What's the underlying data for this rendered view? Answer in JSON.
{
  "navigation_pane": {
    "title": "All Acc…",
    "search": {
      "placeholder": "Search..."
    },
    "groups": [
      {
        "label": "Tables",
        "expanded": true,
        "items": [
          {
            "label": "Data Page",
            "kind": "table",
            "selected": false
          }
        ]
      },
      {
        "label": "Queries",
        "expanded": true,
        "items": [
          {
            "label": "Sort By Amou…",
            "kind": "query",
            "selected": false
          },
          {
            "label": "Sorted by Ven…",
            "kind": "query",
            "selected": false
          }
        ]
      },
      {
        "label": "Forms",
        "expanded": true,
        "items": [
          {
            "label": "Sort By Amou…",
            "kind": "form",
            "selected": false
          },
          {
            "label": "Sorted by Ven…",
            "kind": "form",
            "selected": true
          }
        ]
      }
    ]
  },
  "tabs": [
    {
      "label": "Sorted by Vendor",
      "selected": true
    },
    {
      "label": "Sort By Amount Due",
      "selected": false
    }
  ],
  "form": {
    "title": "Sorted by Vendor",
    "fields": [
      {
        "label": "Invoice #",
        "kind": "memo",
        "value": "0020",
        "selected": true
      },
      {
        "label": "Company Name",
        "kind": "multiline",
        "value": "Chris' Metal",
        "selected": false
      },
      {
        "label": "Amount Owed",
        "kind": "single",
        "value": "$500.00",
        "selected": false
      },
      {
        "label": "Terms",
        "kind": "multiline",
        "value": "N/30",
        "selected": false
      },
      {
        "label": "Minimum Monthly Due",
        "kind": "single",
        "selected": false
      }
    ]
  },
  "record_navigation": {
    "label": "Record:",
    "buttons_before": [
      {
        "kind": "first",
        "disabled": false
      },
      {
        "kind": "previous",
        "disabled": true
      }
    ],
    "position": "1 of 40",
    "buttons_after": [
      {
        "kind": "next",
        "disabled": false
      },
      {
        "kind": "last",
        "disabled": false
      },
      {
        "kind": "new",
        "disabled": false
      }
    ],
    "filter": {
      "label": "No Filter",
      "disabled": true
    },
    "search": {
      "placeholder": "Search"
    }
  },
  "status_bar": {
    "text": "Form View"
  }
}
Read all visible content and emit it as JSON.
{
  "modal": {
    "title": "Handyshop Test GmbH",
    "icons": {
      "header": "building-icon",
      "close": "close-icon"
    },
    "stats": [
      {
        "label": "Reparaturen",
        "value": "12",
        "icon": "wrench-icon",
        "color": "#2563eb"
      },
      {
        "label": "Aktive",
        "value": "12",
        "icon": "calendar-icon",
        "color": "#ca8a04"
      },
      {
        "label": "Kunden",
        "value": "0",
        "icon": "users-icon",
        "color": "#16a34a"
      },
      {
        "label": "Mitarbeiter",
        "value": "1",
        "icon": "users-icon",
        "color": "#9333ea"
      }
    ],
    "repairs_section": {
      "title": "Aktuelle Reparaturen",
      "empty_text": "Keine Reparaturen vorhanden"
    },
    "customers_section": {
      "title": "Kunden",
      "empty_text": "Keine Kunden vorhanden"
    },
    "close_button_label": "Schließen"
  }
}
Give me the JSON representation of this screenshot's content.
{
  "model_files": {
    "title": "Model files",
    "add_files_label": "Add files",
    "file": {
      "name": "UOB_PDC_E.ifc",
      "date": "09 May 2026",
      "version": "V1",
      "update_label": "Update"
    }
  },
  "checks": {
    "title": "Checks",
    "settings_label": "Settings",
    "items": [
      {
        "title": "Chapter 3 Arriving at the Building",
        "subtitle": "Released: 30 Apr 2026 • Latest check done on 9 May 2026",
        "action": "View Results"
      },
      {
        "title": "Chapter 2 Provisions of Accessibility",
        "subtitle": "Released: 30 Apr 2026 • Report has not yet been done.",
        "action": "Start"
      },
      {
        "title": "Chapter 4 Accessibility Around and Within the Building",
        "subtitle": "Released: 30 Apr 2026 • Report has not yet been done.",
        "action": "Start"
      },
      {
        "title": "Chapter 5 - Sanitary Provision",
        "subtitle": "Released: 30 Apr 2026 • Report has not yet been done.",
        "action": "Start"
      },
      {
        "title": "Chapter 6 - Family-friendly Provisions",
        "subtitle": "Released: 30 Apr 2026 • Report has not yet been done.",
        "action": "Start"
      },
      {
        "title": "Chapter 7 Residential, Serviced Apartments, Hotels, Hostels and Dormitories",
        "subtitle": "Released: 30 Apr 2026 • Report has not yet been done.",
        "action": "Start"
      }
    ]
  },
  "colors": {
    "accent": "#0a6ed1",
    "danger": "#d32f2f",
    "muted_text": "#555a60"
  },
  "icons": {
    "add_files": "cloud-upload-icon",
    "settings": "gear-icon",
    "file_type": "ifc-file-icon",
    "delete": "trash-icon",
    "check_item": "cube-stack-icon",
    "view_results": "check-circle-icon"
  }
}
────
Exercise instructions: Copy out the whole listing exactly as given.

Output of the exercise:
What's the underlying data for this rendered view? Answer in JSON.
{
  "navigation_pane": {
    "title": "All Acc…",
    "search": {
      "placeholder": "Search..."
    },
    "groups": [
      {
        "label": "Tables",
        "expanded": true,
        "items": [
          {
            "label": "Data Page",
            "kind": "table",
            "selected": false
          }
        ]
      },
      {
        "label": "Queries",
        "expanded": true,
        "items": [
          {
            "label": "Sort By Amou…",
            "kind": "query",
            "selected": false
          },
          {
            "label": "Sorted by Ven…",
            "kind": "query",
            "selected": false
          }
        ]
      },
      {
        "label": "Forms",
        "expanded": true,
        "items": [
          {
            "label": "Sort By Amou…",
            "kind": "form",
            "selected": false
          },
          {
            "label": "Sorted by Ven…",
            "kind": "form",
            "selected": true
          }
        ]
      }
    ]
  },
  "tabs": [
    {
      "label": "Sorted by Vendor",
      "selected": true
    },
    {
      "label": "Sort By Amount Due",
      "selected": false
    }
  ],
  "form": {
    "title": "Sorted by Vendor",
    "fields": [
      {
        "label": "Invoice #",
        "kind": "memo",
        "value": "0020",
        "selected": true
      },
      {
        "label": "Company Name",
        "kind": "multiline",
        "value": "Chris' Metal",
        "selected": false
      },
      {
        "label": "Amount Owed",
        "kind": "single",
        "value": "$500.00",
        "selected": false
      },
      {
        "label": "Terms",
        "kind": "multiline",
        "value": "N/30",
        "selected": false
      },
      {
        "label": "Minimum Monthly Due",
        "kind": "single",
        "selected": false
      }
    ]
  },
  "record_navigation": {
    "label": "Record:",
    "buttons_before": [
      {
        "kind": "first",
        "disabled": false
      },
      {
        "kind": "previous",
        "disabled": true
      }
    ],
    "position": "1 of 40",
    "buttons_after": [
      {
        "kind": "next",
        "disabled": false
      },
      {
        "kind": "last",
        "disabled": false
      },
      {
        "kind": "new",
        "disabled": false
      }
    ],
    "filter": {
      "label": "No Filter",
      "disabled": true
    },
    "search": {
      "placeholder": "Search"
    }
  },
  "status_bar": {
    "text": "Form View"
  }
}
Read all visible content and emit it as JSON.
{
  "modal": {
    "title": "Handyshop Test GmbH",
    "icons": {
      "header": "building-icon",
      "close": "close-icon"
    },
    "stats": [
      {
        "label": "Reparaturen",
        "value": "12",
        "icon": "wrench-icon",
        "color": "#2563eb"
      },
      {
        "label": "Aktive",
        "value": "12",
        "icon": "calendar-icon",
        "color": "#ca8a04"
      },
      {
        "label": "Kunden",
        "value": "0",
        "icon": "users-icon",
        "color": "#16a34a"
      },
      {
        "label": "Mitarbeiter",
        "value": "1",
        "icon": "users-icon",
        "color": "#9333ea"
      }
    ],
    "repairs_section": {
      "title": "Aktuelle Reparaturen",
      "empty_text": "Keine Reparaturen vorhanden"
    },
    "customers_section": {
      "title": "Kunden",
      "empty_text": "Keine Kunden vorhanden"
    },
    "close_button_label": "Schließen"
  }
}
Give me the JSON representation of this screenshot's content.
{
  "model_files": {
    "title": "Model files",
    "add_files_label": "Add files",
    "file": {
      "name": "UOB_PDC_E.ifc",
      "date": "09 May 2026",
      "version": "V1",
      "update_label": "Update"
    }
  },
  "checks": {
    "title": "Checks",
    "settings_label": "Settings",
    "items": [
      {
        "title": "Chapter 3 Arriving at the Building",
        "subtitle": "Released: 30 Apr 2026 • Latest check done on 9 May 2026",
        "action": "View Results"
      },
      {
        "title": "Chapter 2 Provisions of Accessibility",
        "subtitle": "Released: 30 Apr 2026 • Report has not yet been done.",
        "action": "Start"
      },
      {
        "title": "Chapter 4 Accessibility Around and Within the Building",
        "subtitle": "Released: 30 Apr 2026 • Report has not yet been done.",
        "action": "Start"
      },
      {
        "title": "Chapter 5 - Sanitary Provision",
        "subtitle": "Released: 30 Apr 2026 • Report has not yet been done.",
        "action": "Start"
      },
      {
        "title": "Chapter 6 - Family-friendly Provisions",
        "subtitle": "Released: 30 Apr 2026 • Report has not yet been done.",
        "action": "Start"
      },
      {
        "title": "Chapter 7 Residential, Serviced Apartments, Hotels, Hostels and Dormitories",
        "subtitle": "Released: 30 Apr 2026 • Report has not yet been done.",
        "action": "Start"
      }
    ]
  },
  "colors": {
    "accent": "#0a6ed1",
    "danger": "#d32f2f",
    "muted_text": "#555a60"
  },
  "icons": {
    "add_files": "cloud-upload-icon",
    "settings": "gear-icon",
    "file_type": "ifc-file-icon",
    "delete": "trash-icon",
    "check_item": "cube-stack-icon",
    "view_results": "check-circle-icon"
  }
}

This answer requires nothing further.